Citation: Centurione L and Aiello FB (2016) DNA Repair and Cytokines: TGF-β, IL-6, and Thrombopoietin as Different Biomarkers of Radioresistance. Front. Oncol. 6:175. doi: 10.3389/fonc.2016.00175

Received: 20 May 2016; Accepted: 11 July 2016;
Published: 22 July 2016

Edited by:

Joel S. Greenberger, University of Pittsburgh, USA

Reviewed by:

Eddy S. Yang, University of Alabama at Birmingham, USA
Hyuk-Jin Cha, Sogang University, South Korea

Copyright: © 2016 Centurione and Aiello. This is an open-access article distributed under the terms of the Creative Commons Attribution License (CC BY). The use, distribution or reproduction in other forums is permitted, provided the original author(s) or licensor are credited and that the original publication in this journal is cited, in accordance with accepted academic practice. No use, distribution or reproduction is permitted which does not comply with these terms.

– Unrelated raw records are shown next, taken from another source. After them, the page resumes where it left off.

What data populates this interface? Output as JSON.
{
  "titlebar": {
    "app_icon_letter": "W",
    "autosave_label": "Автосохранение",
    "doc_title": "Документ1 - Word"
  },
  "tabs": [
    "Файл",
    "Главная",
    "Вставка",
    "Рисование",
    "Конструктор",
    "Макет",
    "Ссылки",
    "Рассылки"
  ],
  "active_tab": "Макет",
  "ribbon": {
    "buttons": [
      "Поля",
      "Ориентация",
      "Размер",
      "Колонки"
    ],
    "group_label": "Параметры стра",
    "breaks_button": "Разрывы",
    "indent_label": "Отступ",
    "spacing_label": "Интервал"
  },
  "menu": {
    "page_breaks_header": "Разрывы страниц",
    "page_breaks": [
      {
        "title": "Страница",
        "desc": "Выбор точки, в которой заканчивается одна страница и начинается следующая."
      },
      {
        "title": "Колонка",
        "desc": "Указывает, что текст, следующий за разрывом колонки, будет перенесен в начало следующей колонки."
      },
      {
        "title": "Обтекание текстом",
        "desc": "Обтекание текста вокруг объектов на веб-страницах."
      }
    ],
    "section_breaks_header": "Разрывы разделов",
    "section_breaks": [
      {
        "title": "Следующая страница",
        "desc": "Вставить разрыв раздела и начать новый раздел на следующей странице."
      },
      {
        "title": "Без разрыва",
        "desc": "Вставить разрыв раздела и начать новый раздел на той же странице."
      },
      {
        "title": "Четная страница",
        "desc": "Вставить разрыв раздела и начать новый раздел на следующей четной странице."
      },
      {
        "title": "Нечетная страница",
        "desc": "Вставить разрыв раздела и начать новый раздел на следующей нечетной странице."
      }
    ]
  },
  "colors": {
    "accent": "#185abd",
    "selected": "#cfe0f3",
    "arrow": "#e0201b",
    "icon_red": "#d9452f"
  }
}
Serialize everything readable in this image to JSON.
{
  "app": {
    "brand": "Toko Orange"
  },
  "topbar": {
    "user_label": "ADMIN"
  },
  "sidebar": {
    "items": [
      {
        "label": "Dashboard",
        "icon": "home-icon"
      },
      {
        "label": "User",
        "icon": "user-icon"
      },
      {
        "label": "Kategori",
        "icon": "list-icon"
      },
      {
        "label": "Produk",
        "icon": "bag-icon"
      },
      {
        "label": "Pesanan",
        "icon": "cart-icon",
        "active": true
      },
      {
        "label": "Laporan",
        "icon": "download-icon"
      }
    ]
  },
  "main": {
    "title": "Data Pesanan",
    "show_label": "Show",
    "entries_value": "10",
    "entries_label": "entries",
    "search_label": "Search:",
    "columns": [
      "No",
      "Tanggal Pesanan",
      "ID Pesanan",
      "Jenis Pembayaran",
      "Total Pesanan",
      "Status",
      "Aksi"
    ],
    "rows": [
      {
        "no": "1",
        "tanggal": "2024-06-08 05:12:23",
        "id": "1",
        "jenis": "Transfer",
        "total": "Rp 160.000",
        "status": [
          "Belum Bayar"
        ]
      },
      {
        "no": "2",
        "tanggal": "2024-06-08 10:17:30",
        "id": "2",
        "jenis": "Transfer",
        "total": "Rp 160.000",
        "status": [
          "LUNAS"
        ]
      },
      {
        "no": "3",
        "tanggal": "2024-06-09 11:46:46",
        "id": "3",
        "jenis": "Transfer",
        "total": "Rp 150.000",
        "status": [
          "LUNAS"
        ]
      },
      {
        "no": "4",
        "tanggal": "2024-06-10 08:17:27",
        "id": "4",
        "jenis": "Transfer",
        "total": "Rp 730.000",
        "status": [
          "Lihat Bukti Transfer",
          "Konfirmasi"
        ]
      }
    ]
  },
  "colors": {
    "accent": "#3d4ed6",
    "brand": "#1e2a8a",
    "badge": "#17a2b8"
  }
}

*Correspondence: Francesca B. Aiello, francesca.aiello@unich.it